2013 Volume E96.D Issue 7 Pages 1419-1429
Discrete structures are foundational material for computer science and mathematics, which are related to set theory, symbolic logic, inductive proof, graph theory, combinatorics, probability theory, etc. Many problems solved by computers can be decomposed into discrete structures using simple primitive algebraic operations. It is very important to represent discrete structures compactly and to execute efficiently tasks such as equivalency/validity checking, analysis of models, and optimization. Recently, BDDs (Binary Decision Diagrams) and ZDDs (Zero-suppressed BDDs) have attracted a great deal of attention, because they efficiently represent and manipulate large-scale combinational logic data, which are the basic discrete structures in various fields of application. Although a quarter of a century has passed since Bryant's first idea, there are still a lot of interesting and exciting research topics related to BDD and ZDD. BDD/ZDD is based on in-memory data processing techniques, and it enjoys the advantage of using random access memory. Recent commodity PCs are equipped with gigabytes of main memory, and we can now solve large-scale problems which used to be impossible due to memory shortage. Thus, especially since 2000, the scope of BDD/ZDD methods has increased.
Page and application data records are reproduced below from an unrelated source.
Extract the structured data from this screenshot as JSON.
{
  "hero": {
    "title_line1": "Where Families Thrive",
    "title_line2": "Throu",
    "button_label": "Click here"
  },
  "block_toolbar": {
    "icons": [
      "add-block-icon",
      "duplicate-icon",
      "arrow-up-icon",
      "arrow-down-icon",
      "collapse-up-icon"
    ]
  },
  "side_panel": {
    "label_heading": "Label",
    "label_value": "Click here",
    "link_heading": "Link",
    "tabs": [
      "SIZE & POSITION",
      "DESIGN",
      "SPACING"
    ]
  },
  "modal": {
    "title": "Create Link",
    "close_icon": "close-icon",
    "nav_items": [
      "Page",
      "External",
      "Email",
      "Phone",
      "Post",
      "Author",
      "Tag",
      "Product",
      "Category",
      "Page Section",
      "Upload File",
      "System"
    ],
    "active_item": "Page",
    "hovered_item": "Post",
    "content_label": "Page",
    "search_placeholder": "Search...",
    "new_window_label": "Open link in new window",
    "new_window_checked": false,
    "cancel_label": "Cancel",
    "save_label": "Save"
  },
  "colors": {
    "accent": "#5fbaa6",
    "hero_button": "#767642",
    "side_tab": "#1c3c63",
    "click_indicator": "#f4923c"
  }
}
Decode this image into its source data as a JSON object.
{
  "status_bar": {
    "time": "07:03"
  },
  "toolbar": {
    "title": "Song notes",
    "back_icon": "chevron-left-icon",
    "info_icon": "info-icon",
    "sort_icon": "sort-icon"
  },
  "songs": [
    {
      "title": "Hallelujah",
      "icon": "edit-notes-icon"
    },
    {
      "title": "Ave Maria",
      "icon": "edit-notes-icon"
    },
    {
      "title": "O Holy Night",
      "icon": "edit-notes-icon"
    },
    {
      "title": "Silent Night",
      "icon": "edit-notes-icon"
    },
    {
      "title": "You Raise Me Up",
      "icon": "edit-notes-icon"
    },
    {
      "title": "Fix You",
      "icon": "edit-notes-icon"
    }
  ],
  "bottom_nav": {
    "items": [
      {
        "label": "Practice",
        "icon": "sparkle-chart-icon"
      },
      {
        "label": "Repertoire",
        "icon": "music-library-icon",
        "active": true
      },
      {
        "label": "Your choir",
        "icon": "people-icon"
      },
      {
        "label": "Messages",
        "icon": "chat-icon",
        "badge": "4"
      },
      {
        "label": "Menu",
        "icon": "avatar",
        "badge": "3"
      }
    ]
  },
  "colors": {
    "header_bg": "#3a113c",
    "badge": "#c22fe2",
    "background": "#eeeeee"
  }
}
This survey paper describes the history of, and recent research activity pertaining to, techniques related to BDD and ZDD.